Christos ZaroliagisThe 2-hop-cover labeling of a graph is currently the best data structure for answering to shortest-path distance queries on large-scale networks, since it combines low query times, affordable space occupancy, and reasonable preprocessing effort. Its main limit resides in not being suitable in dynamic networks since after a network change: i) queries on the distance can return incorrect values; and ii) recomputing the labeling from scratch yields unsustainable time overhead. In this paper, we overcome this limit by introducing the first decremental algorithm able to update 2-hop-cover labelings under node/edge removals and edge weight increases. We prove the new algorithm to be: i) correct, i.e., after each update operation queries on the updated labeling return exact values; ii) efficient w.r.t. the number of nodes that change their distance as a consequence of a graph update; iii) able to preserve the minimality of the labeling, a desirable property that impacts on both query time and space occupancy. Furthermore, we provide an extensive experimental study to demonstrate the effectiveness of the new method. We consider it both alone and in combination with the unique known incremental approach~\cite{AIY14}, thus obtaining the first fully dynamic algorithm for updating 2-hop-cover labelings under general graph updates.

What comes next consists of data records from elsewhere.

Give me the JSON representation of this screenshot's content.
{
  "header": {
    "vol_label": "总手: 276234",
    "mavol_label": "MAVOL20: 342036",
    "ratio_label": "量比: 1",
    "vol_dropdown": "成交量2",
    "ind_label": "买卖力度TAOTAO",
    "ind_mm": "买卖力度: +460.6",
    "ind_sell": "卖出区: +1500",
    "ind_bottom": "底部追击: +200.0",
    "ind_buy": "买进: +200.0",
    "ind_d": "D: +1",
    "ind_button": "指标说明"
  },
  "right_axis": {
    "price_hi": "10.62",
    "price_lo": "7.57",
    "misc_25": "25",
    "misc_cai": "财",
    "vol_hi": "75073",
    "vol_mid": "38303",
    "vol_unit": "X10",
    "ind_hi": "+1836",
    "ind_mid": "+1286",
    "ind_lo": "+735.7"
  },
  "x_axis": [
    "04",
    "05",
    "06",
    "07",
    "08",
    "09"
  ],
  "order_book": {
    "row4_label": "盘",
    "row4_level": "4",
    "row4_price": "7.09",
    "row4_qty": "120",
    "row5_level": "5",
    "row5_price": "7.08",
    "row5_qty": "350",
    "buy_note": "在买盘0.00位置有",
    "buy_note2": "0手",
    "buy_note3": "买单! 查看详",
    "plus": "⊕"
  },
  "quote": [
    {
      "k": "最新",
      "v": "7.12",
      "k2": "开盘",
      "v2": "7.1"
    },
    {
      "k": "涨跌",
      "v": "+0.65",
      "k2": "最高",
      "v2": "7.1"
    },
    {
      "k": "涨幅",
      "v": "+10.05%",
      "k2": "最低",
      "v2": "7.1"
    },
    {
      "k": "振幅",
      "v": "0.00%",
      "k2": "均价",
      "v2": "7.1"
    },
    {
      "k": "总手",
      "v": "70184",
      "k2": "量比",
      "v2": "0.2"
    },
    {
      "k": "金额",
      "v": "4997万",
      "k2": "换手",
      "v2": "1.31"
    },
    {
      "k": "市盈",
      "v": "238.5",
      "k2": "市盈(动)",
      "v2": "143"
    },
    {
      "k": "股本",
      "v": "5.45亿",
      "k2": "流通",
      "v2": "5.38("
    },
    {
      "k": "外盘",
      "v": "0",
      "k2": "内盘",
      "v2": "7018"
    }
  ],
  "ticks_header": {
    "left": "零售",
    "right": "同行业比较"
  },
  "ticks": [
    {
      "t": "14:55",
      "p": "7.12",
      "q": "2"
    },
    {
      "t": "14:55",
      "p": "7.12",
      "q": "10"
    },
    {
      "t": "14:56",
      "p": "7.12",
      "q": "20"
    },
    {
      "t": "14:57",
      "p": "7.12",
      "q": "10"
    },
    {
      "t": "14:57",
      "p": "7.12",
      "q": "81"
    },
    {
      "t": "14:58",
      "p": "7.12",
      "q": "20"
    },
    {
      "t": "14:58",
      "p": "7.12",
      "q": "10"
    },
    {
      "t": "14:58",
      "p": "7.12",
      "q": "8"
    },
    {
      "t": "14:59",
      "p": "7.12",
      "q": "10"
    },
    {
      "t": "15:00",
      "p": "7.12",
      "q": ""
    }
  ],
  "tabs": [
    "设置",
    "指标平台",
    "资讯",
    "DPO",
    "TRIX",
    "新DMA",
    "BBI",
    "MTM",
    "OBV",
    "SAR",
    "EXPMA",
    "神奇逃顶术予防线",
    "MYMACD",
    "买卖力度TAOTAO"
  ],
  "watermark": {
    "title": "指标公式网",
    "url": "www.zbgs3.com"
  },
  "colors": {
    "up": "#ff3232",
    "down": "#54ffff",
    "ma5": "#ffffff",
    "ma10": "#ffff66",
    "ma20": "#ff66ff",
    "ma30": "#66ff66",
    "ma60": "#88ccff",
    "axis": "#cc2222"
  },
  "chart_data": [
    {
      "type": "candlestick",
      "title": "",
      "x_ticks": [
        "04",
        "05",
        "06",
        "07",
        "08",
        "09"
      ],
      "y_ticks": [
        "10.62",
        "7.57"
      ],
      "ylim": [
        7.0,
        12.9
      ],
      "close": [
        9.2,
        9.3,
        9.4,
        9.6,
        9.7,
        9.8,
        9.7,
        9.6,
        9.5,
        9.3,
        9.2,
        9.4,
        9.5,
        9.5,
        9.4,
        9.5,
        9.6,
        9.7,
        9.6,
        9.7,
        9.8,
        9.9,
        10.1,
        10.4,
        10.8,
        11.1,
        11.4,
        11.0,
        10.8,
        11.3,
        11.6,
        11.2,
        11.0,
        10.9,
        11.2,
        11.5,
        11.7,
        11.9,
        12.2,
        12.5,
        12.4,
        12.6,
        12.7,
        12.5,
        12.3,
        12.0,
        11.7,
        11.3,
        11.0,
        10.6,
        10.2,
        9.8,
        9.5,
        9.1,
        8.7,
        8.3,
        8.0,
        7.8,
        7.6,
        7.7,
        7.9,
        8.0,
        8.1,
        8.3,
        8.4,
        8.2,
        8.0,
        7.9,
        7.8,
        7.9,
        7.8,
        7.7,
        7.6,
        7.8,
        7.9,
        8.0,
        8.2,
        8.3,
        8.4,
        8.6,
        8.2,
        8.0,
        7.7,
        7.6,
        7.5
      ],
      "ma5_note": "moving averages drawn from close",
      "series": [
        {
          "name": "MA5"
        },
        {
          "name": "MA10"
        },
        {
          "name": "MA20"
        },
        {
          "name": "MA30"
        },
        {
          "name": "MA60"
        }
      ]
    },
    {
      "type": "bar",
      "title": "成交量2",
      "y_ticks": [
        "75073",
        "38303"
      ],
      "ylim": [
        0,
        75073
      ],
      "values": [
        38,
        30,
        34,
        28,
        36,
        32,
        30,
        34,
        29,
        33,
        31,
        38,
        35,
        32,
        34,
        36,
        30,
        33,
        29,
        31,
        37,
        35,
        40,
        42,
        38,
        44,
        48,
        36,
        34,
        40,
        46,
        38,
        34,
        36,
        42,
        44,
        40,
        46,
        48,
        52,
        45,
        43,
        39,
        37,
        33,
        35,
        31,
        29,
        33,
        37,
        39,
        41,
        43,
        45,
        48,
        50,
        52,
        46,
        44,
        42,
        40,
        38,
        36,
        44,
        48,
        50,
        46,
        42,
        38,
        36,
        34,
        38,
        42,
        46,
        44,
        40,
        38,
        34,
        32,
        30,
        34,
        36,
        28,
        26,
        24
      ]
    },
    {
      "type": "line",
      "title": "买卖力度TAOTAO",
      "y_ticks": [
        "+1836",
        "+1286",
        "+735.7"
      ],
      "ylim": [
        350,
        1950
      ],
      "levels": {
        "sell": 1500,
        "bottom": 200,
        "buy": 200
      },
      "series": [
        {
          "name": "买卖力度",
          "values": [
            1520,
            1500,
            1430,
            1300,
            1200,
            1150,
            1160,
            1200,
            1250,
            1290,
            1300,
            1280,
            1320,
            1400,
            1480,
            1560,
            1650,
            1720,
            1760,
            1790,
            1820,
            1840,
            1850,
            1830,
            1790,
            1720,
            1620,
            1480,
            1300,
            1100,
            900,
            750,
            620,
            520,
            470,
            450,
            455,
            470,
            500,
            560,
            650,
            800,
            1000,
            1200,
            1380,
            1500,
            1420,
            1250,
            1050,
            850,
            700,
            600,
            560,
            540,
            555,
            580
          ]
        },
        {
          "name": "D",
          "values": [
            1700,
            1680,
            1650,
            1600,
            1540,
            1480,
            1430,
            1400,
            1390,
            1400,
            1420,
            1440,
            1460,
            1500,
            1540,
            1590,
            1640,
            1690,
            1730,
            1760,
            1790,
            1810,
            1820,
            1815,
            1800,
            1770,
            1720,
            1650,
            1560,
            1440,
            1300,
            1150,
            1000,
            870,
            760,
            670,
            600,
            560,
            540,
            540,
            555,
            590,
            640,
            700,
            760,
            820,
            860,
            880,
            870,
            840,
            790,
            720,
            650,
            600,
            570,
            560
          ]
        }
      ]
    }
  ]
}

Our experiments show that the new dynamic algorithms are able orders of magnitude faster than the from scratch approach while generating labelings that are equivalent, in terms of query time and space occupancy, to those computed from scratch, thus making 2-hop-cover labelings suited to be used in practice

We present KADABRA, a new algorithm to approximate betweenness centrality in directed and undirected graphs, which significantly outperforms all previous approaches on real-world complex networks. The efficiency of the new algorithm relies on two new theoretical contribution, of independent interest. The first contribution focuses on sampling shortest paths, a subroutine used by most algorithms that approximate betweenness centrality. We show that, on realistic random graph models, we can perform this task in time $|E|^{\frac{1}{2}+o(1)}$ with high probability, obtaining a significant speedup with respect to the $\Theta(|E|)$ worst-case performance. We experimentally show that this new technique achieves similar speedups on real-world complex networks, as well. The second contribution is a new rigorous application of the adaptive sampling technique. This approach decreases the total number of shortest paths that need to be sampled to compute all betweenness centralities with a given absolute error, and it also handles more general problems, such as computing the $k$ most central nodes. Furthermore, our analysis is general, and it might be extended to other settings.

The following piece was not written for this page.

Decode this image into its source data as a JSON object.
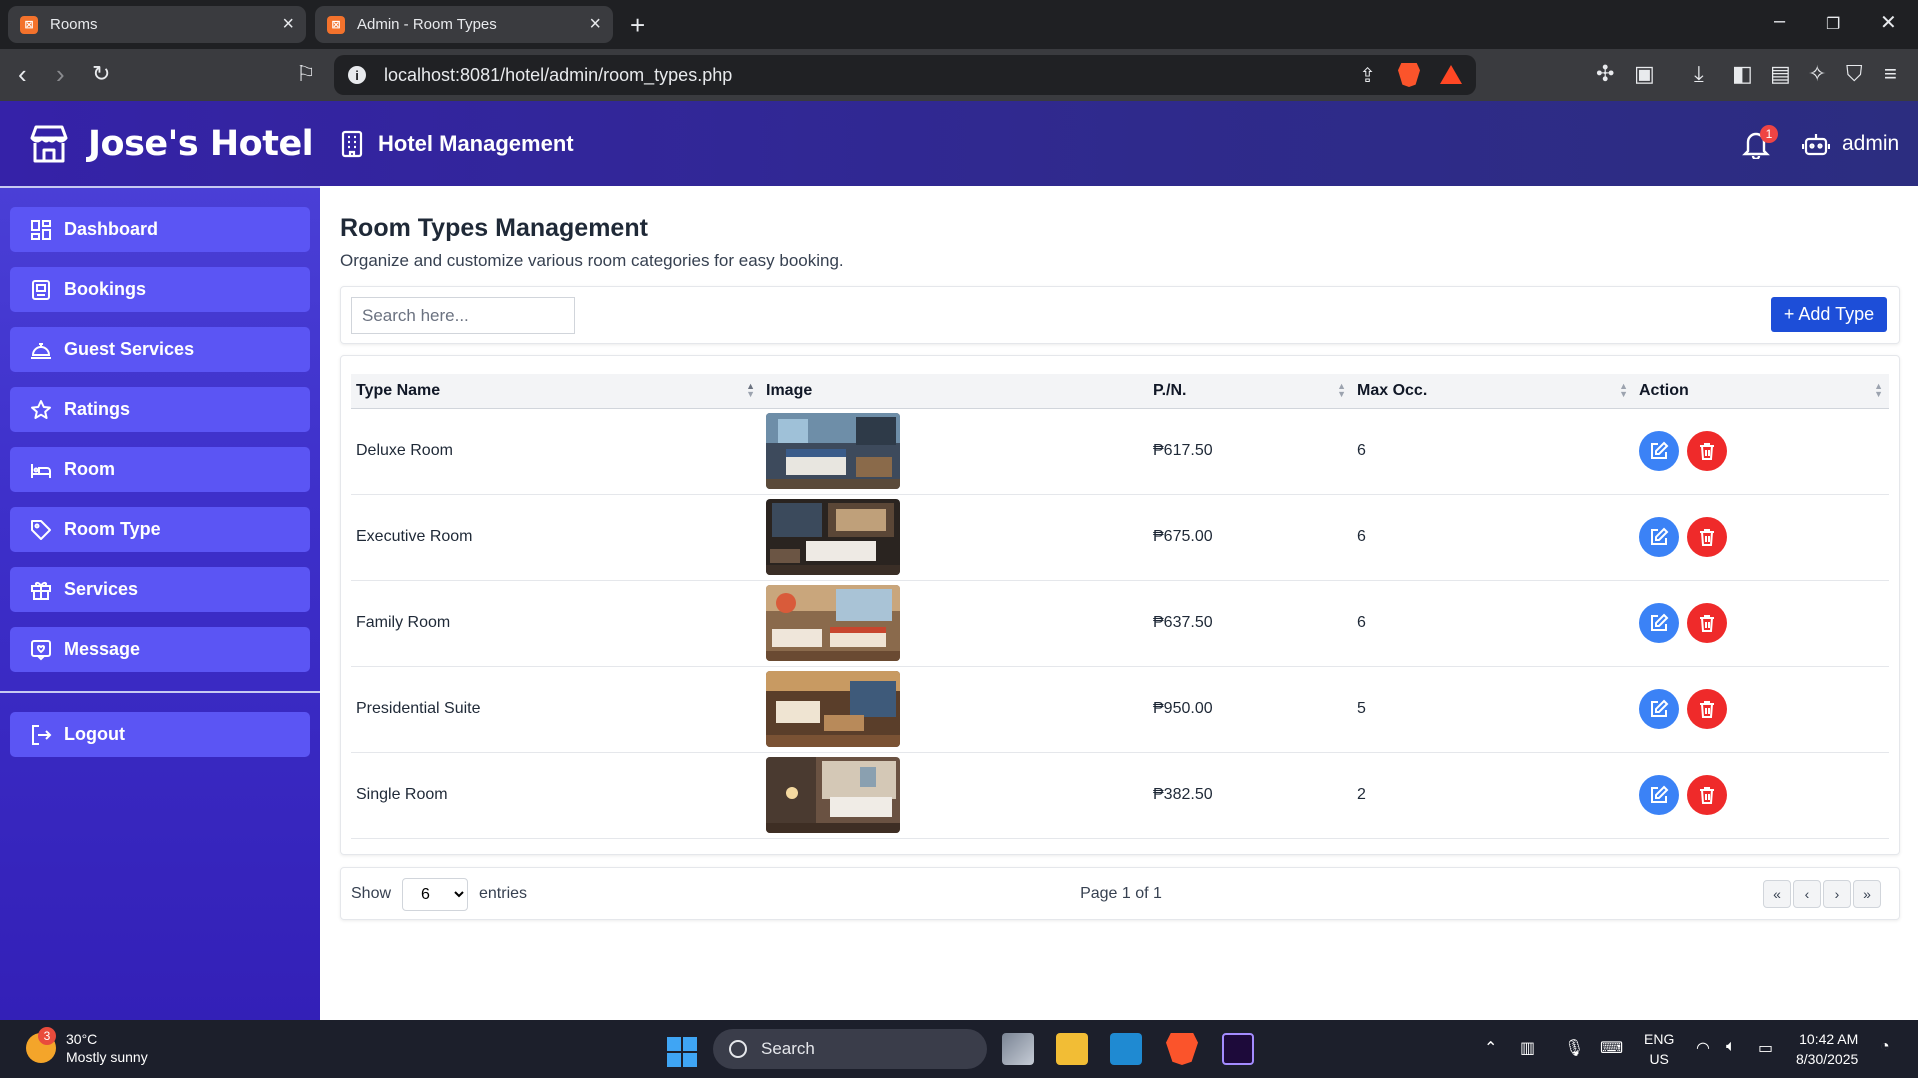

It is well-known that Quicksort - which is commonly considered as one of the fastest in-place sorting algorithms - suffers in an essential way from branch mispredictions. We present a novel approach to address this problem by partially decoupling control from data flow: in order to perform the partitioning, we split the input in blocks of constant size; then, all elements in one block are compared with the pivot and the outcomes of the comparisons are stored in a buffer. In a second pass, the respective elements are rearranged. By doing so, we avoid conditional branches based on outcomes of comparisons (except for the final Insertionsort). Moreover, we prove that when sorting $n$ elements the average total number of branch mispredictions is at most $\epsilon n \log n + \Oh(n)$ for some small $\epsilon$ depending on the block size. Our experimental results are promising: when sorting random integer data, we achieve an increase in speed (number of elements sorted per second) of more than 80% over the GCC implementation of Quicksort (C++ std::sort). Also for many other data types and non-random inputs, there is still a significant speedup. Only in few special cases like (almost) sorted inputs, std::sort can beat our implementation. Moreover, on random input permutations, our implementation is even slightly faster than Super Scalar Sample Sort, which uses a linear amount of additional space. Finally, we also apply our approach to Quickselect and we obtain a speed-up of more than 100% over the GCC implementation (C++ std::nth_element).